(Exercise description):
Collect each line of the entries that holds the string "JSON".

(Source records):

********

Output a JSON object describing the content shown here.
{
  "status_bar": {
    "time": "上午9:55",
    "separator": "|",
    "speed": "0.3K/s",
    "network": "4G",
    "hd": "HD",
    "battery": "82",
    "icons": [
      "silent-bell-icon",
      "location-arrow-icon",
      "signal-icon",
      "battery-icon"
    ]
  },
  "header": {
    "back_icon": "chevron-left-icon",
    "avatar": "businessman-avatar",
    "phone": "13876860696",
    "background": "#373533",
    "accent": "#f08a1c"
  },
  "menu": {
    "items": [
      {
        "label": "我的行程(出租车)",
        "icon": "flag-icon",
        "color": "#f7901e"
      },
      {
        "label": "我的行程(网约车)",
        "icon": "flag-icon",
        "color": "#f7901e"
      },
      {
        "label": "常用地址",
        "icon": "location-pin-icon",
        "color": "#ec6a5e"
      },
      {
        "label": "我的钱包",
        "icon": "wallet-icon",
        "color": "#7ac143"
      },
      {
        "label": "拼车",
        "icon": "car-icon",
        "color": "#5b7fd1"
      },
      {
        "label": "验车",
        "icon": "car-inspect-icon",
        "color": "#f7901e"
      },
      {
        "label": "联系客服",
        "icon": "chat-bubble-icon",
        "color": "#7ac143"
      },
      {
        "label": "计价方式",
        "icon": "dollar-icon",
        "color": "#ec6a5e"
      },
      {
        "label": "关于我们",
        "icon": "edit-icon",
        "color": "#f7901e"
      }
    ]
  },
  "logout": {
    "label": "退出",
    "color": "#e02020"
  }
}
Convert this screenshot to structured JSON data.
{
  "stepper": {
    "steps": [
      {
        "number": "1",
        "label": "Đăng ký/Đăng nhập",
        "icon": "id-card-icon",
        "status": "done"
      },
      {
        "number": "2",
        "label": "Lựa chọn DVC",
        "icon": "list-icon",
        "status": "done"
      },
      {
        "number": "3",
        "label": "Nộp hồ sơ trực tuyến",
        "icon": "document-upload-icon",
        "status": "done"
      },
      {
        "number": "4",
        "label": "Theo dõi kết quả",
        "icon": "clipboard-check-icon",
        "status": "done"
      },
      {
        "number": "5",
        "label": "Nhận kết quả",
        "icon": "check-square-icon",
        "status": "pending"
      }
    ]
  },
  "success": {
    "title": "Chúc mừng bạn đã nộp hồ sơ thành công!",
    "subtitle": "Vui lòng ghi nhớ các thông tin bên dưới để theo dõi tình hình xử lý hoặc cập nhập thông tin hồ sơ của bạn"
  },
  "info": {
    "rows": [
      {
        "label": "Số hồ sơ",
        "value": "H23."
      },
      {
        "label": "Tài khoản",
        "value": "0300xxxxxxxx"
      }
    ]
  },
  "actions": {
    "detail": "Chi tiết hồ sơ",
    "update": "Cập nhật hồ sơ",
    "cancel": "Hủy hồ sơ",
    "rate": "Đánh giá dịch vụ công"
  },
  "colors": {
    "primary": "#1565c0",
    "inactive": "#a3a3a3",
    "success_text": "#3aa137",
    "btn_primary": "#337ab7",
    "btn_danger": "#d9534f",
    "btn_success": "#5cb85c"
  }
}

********

(Answer):
Output a JSON object describing the content shown here.
Convert this screenshot to structured JSON data.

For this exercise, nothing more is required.